Data about app and page elements
──────
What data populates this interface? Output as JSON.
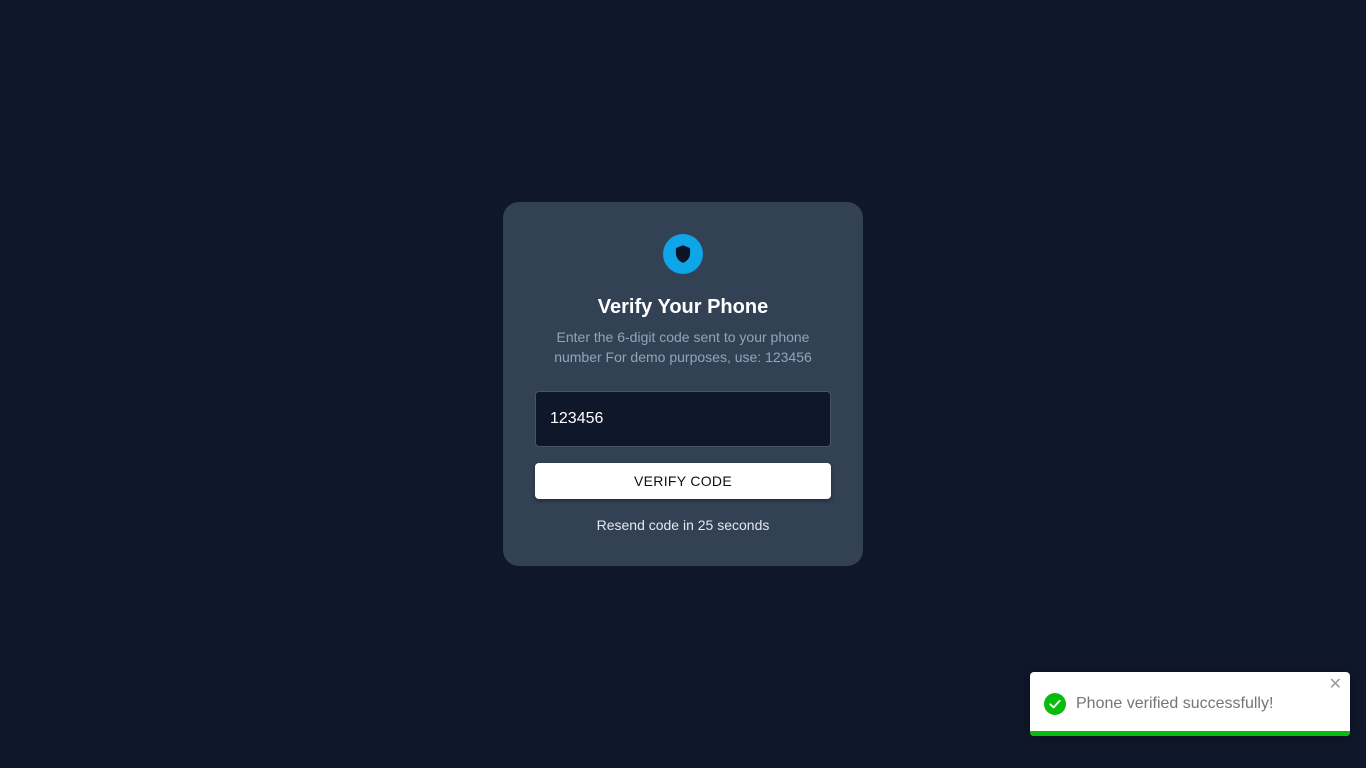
{
  "card": {
    "title": "Verify Your Phone",
    "subtitle": "Enter the 6-digit code sent to your phone number For demo purposes, use: 123456",
    "icon": "shield-icon",
    "code_input": {
      "value": "123456",
      "placeholder": ""
    },
    "verify_label": "VERIFY CODE",
    "resend_text": "Resend code in 25 seconds"
  },
  "toast": {
    "message": "Phone verified successfully!",
    "icon": "check-circle-icon",
    "close_glyph": "✕",
    "progress": 1.0,
    "status_color": "#07bc0c"
  },
  "colors": {
    "background": "#0f172a",
    "card": "#334155",
    "accent": "#0ea5e9"
  }
}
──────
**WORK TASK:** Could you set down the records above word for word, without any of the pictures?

**RESULT FOR THIS TASK:**
What data populates this interface? Output as JSON.
{
  "card": {
    "title": "Verify Your Phone",
    "subtitle": "Enter the 6-digit code sent to your phone number For demo purposes, use: 123456",
    "icon": "shield-icon",
    "code_input": {
      "value": "123456",
      "placeholder": ""
    },
    "verify_label": "VERIFY CODE",
    "resend_text": "Resend code in 25 seconds"
  },
  "toast": {
    "message": "Phone verified successfully!",
    "icon": "check-circle-icon",
    "close_glyph": "✕",
    "progress": 1.0,
    "status_color": "#07bc0c"
  },
  "colors": {
    "background": "#0f172a",
    "card": "#334155",
    "accent": "#0ea5e9"
  }
}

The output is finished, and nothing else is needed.